Data items:
--------------------

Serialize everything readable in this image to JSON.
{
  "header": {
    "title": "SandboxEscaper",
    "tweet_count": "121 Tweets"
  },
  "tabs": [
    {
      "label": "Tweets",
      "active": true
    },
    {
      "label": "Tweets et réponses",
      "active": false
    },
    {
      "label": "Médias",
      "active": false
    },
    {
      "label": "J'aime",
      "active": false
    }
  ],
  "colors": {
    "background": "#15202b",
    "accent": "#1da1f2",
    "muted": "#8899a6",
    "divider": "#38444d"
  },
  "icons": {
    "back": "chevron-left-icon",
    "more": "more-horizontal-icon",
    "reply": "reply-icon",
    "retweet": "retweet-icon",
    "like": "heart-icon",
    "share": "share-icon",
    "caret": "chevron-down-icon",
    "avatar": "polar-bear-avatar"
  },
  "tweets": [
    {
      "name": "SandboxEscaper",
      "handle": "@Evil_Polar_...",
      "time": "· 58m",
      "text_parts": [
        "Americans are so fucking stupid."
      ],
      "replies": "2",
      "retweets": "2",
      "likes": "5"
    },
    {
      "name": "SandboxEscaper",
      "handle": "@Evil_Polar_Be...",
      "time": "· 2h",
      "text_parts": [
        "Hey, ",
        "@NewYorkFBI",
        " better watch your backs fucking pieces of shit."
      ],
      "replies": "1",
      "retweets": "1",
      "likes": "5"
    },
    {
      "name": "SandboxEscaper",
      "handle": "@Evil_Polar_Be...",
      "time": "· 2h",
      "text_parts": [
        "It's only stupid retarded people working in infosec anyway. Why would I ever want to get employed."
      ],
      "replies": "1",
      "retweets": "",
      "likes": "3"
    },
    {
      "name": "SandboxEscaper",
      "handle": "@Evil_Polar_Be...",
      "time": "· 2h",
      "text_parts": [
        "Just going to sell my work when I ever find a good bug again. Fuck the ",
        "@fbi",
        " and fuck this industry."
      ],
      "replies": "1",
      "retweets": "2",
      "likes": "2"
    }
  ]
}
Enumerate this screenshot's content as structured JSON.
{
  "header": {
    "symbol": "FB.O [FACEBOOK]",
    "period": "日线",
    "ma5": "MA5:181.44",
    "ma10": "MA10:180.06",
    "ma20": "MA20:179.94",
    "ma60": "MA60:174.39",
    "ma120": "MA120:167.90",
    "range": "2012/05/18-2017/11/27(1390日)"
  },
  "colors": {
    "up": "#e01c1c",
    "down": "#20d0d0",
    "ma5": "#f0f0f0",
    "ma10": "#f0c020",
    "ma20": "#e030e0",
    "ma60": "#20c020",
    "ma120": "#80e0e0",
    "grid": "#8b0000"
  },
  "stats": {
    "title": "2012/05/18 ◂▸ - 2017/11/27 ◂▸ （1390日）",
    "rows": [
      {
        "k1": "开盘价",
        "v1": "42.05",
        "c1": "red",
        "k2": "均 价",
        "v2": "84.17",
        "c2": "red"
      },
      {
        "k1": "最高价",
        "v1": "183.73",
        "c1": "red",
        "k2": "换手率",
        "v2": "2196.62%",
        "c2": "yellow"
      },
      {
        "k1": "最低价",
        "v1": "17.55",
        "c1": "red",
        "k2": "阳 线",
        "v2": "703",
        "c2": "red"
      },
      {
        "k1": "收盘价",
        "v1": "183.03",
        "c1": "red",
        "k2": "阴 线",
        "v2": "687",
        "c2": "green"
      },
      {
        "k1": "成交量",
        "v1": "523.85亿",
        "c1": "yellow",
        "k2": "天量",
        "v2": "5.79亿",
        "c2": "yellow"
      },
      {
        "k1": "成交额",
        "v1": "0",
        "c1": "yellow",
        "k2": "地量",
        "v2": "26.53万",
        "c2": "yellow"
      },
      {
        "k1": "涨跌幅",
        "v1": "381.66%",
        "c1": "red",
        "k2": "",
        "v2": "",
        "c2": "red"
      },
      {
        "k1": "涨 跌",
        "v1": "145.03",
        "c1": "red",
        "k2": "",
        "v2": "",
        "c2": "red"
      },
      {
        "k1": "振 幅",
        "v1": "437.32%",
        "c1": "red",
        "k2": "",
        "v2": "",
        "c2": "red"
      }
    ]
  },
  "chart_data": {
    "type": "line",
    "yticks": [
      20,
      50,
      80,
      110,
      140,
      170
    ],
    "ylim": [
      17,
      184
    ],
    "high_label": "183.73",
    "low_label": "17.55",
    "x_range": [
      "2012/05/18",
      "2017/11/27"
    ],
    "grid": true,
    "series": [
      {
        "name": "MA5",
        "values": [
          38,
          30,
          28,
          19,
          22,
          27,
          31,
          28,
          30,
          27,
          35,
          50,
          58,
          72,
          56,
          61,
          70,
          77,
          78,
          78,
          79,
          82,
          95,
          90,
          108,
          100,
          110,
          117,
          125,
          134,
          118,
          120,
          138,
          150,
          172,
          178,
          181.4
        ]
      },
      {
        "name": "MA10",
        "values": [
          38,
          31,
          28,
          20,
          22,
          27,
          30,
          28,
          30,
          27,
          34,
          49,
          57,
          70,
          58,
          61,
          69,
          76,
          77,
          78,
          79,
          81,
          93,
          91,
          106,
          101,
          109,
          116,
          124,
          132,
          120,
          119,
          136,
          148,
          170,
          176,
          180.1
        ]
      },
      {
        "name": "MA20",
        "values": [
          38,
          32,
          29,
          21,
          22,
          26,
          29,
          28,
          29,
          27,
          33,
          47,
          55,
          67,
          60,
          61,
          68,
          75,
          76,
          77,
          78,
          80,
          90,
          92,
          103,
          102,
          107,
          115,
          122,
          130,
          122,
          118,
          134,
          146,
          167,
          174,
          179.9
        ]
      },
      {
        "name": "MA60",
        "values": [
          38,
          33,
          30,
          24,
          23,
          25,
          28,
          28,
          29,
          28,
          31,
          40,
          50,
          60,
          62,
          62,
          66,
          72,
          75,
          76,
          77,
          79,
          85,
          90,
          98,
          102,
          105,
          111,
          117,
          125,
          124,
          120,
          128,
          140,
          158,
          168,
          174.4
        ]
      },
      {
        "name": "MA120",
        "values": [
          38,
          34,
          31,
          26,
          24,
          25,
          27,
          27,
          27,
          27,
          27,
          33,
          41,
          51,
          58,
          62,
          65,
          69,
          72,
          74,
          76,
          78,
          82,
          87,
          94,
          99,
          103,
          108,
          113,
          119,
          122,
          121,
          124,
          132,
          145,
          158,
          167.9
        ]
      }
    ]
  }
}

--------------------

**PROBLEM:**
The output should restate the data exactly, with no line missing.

**ANSWER TO THE PROBLEM:**
Serialize everything readable in this image to JSON.
{
  "header": {
    "title": "SandboxEscaper",
    "tweet_count": "121 Tweets"
  },
  "tabs": [
    {
      "label": "Tweets",
      "active": true
    },
    {
      "label": "Tweets et réponses",
      "active": false
    },
    {
      "label": "Médias",
      "active": false
    },
    {
      "label": "J'aime",
      "active": false
    }
  ],
  "colors": {
    "background": "#15202b",
    "accent": "#1da1f2",
    "muted": "#8899a6",
    "divider": "#38444d"
  },
  "icons": {
    "back": "chevron-left-icon",
    "more": "more-horizontal-icon",
    "reply": "reply-icon",
    "retweet": "retweet-icon",
    "like": "heart-icon",
    "share": "share-icon",
    "caret": "chevron-down-icon",
    "avatar": "polar-bear-avatar"
  },
  "tweets": [
    {
      "name": "SandboxEscaper",
      "handle": "@Evil_Polar_...",
      "time": "· 58m",
      "text_parts": [
        "Americans are so fucking stupid."
      ],
      "replies": "2",
      "retweets": "2",
      "likes": "5"
    },
    {
      "name": "SandboxEscaper",
      "handle": "@Evil_Polar_Be...",
      "time": "· 2h",
      "text_parts": [
        "Hey, ",
        "@NewYorkFBI",
        " better watch your backs fucking pieces of shit."
      ],
      "replies": "1",
      "retweets": "1",
      "likes": "5"
    },
    {
      "name": "SandboxEscaper",
      "handle": "@Evil_Polar_Be...",
      "time": "· 2h",
      "text_parts": [
        "It's only stupid retarded people working in infosec anyway. Why would I ever want to get employed."
      ],
      "replies": "1",
      "retweets": "",
      "likes": "3"
    },
    {
      "name": "SandboxEscaper",
      "handle": "@Evil_Polar_Be...",
      "time": "· 2h",
      "text_parts": [
        "Just going to sell my work when I ever find a good bug again. Fuck the ",
        "@fbi",
        " and fuck this industry."
      ],
      "replies": "1",
      "retweets": "2",
      "likes": "2"
    }
  ]
}
Enumerate this screenshot's content as structured JSON.
{
  "header": {
    "symbol": "FB.O [FACEBOOK]",
    "period": "日线",
    "ma5": "MA5:181.44",
    "ma10": "MA10:180.06",
    "ma20": "MA20:179.94",
    "ma60": "MA60:174.39",
    "ma120": "MA120:167.90",
    "range": "2012/05/18-2017/11/27(1390日)"
  },
  "colors": {
    "up": "#e01c1c",
    "down": "#20d0d0",
    "ma5": "#f0f0f0",
    "ma10": "#f0c020",
    "ma20": "#e030e0",
    "ma60": "#20c020",
    "ma120": "#80e0e0",
    "grid": "#8b0000"
  },
  "stats": {
    "title": "2012/05/18 ◂▸ - 2017/11/27 ◂▸ （1390日）",
    "rows": [
      {
        "k1": "开盘价",
        "v1": "42.05",
        "c1": "red",
        "k2": "均 价",
        "v2": "84.17",
        "c2": "red"
      },
      {
        "k1": "最高价",
        "v1": "183.73",
        "c1": "red",
        "k2": "换手率",
        "v2": "2196.62%",
        "c2": "yellow"
      },
      {
        "k1": "最低价",
        "v1": "17.55",
        "c1": "red",
        "k2": "阳 线",
        "v2": "703",
        "c2": "red"
      },
      {
        "k1": "收盘价",
        "v1": "183.03",
        "c1": "red",
        "k2": "阴 线",
        "v2": "687",
        "c2": "green"
      },
      {
        "k1": "成交量",
        "v1": "523.85亿",
        "c1": "yellow",
        "k2": "天量",
        "v2": "5.79亿",
        "c2": "yellow"
      },
      {
        "k1": "成交额",
        "v1": "0",
        "c1": "yellow",
        "k2": "地量",
        "v2": "26.53万",
        "c2": "yellow"
      },
      {
        "k1": "涨跌幅",
        "v1": "381.66%",
        "c1": "red",
        "k2": "",
        "v2": "",
        "c2": "red"
      },
      {
        "k1": "涨 跌",
        "v1": "145.03",
        "c1": "red",
        "k2": "",
        "v2": "",
        "c2": "red"
      },
      {
        "k1": "振 幅",
        "v1": "437.32%",
        "c1": "red",
        "k2": "",
        "v2": "",
        "c2": "red"
      }
    ]
  },
  "chart_data": {
    "type": "line",
    "yticks": [
      20,
      50,
      80,
      110,
      140,
      170
    ],
    "ylim": [
      17,
      184
    ],
    "high_label": "183.73",
    "low_label": "17.55",
    "x_range": [
      "2012/05/18",
      "2017/11/27"
    ],
    "grid": true,
    "series": [
      {
        "name": "MA5",
        "values": [
          38,
          30,
          28,
          19,
          22,
          27,
          31,
          28,
          30,
          27,
          35,
          50,
          58,
          72,
          56,
          61,
          70,
          77,
          78,
          78,
          79,
          82,
          95,
          90,
          108,
          100,
          110,
          117,
          125,
          134,
          118,
          120,
          138,
          150,
          172,
          178,
          181.4
        ]
      },
      {
        "name": "MA10",
        "values": [
          38,
          31,
          28,
          20,
          22,
          27,
          30,
          28,
          30,
          27,
          34,
          49,
          57,
          70,
          58,
          61,
          69,
          76,
          77,
          78,
          79,
          81,
          93,
          91,
          106,
          101,
          109,
          116,
          124,
          132,
          120,
          119,
          136,
          148,
          170,
          176,
          180.1
        ]
      },
      {
        "name": "MA20",
        "values": [
          38,
          32,
          29,
          21,
          22,
          26,
          29,
          28,
          29,
          27,
          33,
          47,
          55,
          67,
          60,
          61,
          68,
          75,
          76,
          77,
          78,
          80,
          90,
          92,
          103,
          102,
          107,
          115,
          122,
          130,
          122,
          118,
          134,
          146,
          167,
          174,
          179.9
        ]
      },
      {
        "name": "MA60",
        "values": [
          38,
          33,
          30,
          24,
          23,
          25,
          28,
          28,
          29,
          28,
          31,
          40,
          50,
          60,
          62,
          62,
          66,
          72,
          75,
          76,
          77,
          79,
          85,
          90,
          98,
          102,
          105,
          111,
          117,
          125,
          124,
          120,
          128,
          140,
          158,
          168,
          174.4
        ]
      },
      {
        "name": "MA120",
        "values": [
          38,
          34,
          31,
          26,
          24,
          25,
          27,
          27,
          27,
          27,
          27,
          33,
          41,
          51,
          58,
          62,
          65,
          69,
          72,
          74,
          76,
          78,
          82,
          87,
          94,
          99,
          103,
          108,
          113,
          119,
          122,
          121,
          124,
          132,
          145,
          158,
          167.9
        ]
      }
    ]
  }
}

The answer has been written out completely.